● DATA RECORDS

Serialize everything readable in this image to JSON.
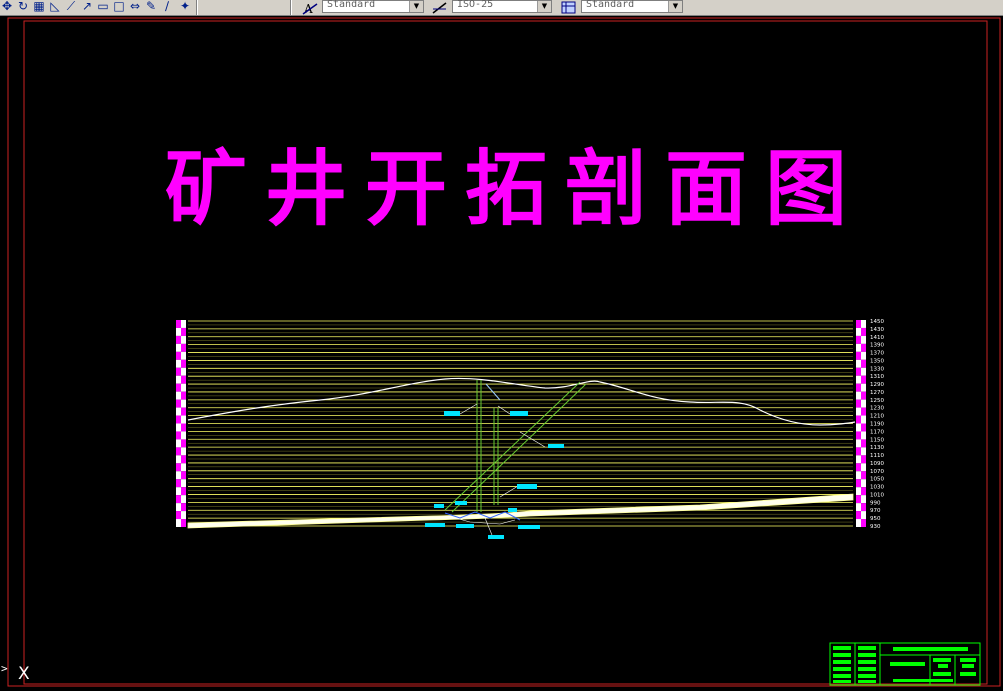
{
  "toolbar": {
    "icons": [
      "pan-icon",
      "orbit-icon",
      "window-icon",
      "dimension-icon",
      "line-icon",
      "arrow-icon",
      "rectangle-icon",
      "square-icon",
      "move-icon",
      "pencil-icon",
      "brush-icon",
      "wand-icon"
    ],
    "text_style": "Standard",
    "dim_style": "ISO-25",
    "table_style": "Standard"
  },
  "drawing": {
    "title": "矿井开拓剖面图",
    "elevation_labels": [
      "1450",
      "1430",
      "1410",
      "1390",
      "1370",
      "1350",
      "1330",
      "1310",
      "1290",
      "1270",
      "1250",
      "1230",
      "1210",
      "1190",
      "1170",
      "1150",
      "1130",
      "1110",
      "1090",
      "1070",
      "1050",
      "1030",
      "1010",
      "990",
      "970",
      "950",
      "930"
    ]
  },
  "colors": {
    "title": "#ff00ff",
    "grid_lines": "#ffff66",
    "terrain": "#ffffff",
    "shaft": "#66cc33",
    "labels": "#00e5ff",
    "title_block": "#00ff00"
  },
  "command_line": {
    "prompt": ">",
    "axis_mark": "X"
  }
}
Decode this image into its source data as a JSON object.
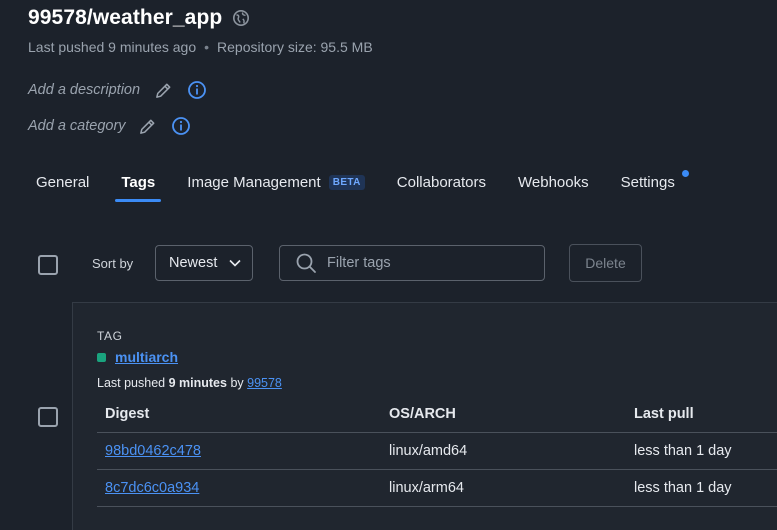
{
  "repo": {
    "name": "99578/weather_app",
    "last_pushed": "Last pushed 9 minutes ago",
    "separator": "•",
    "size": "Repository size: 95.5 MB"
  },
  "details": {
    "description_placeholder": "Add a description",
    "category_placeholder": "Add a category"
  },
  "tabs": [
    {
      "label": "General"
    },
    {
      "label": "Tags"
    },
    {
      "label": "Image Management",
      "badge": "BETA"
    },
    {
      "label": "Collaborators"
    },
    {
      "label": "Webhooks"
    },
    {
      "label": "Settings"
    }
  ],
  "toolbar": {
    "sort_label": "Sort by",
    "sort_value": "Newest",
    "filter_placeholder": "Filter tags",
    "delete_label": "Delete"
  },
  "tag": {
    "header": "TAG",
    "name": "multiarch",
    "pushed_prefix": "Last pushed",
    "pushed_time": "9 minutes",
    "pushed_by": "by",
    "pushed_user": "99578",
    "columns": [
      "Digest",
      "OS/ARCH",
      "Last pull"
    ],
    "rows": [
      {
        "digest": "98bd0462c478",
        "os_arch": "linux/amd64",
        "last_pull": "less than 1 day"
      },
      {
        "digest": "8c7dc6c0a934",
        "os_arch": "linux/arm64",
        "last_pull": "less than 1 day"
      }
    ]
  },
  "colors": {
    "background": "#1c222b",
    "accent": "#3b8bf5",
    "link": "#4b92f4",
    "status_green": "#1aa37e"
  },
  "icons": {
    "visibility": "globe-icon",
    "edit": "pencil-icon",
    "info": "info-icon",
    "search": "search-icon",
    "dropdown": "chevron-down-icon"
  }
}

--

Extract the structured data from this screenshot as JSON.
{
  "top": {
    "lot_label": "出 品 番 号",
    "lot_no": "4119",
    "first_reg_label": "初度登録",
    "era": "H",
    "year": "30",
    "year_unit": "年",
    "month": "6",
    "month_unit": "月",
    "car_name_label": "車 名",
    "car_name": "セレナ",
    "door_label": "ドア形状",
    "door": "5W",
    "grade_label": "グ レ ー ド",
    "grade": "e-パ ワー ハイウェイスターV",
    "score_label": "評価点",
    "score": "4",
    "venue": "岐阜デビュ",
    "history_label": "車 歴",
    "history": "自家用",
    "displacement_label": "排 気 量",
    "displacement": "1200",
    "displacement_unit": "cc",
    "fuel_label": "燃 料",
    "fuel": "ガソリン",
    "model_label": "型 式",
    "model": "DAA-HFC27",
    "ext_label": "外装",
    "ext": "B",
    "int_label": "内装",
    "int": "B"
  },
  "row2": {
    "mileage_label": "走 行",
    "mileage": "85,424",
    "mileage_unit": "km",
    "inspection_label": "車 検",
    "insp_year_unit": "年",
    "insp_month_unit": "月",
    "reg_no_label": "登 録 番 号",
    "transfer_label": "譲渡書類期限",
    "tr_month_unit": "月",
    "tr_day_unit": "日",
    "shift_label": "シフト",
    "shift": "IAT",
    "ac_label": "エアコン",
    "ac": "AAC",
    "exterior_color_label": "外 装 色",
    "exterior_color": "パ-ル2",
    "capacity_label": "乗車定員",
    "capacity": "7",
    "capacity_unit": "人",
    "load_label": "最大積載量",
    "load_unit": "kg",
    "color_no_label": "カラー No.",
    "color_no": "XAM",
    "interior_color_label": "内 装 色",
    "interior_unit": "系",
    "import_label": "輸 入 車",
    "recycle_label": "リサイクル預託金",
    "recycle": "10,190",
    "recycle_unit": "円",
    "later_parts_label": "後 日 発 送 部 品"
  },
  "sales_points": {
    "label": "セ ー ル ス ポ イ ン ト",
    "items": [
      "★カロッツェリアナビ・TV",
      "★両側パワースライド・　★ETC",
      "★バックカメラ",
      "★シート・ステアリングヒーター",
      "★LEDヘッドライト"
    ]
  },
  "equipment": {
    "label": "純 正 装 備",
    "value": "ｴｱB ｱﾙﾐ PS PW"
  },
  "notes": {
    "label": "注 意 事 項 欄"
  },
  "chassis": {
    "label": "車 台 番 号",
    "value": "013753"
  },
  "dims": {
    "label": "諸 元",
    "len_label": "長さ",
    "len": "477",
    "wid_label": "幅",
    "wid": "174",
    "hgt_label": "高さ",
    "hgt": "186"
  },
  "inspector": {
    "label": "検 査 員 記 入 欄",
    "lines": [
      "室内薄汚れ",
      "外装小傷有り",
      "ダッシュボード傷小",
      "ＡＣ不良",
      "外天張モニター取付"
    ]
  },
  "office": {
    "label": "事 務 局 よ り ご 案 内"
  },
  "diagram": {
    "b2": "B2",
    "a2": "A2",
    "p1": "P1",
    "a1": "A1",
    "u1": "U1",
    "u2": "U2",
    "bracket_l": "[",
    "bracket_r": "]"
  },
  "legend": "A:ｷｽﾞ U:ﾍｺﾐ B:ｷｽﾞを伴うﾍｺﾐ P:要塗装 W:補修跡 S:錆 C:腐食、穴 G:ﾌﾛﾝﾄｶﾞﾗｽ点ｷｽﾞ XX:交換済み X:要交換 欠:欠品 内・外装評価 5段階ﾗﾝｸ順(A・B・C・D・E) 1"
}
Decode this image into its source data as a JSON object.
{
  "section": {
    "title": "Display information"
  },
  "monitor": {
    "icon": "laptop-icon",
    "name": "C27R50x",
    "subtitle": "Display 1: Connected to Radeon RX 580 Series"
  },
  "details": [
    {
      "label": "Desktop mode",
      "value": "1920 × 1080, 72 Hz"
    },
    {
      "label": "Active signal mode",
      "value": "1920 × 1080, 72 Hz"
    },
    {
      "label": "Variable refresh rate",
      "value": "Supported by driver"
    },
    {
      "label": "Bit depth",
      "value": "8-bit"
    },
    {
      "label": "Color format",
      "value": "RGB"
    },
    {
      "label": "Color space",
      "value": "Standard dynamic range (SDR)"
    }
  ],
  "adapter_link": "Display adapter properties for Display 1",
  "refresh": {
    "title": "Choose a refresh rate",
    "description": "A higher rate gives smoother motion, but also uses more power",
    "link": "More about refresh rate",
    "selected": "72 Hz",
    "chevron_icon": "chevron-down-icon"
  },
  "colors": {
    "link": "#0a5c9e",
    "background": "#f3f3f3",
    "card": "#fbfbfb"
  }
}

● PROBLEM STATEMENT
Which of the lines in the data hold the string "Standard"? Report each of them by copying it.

● YOUR RESPONSE
    "text_style": "Standard",
    "table_style": "Standard"
      "value": "Standard dynamic range (SDR)"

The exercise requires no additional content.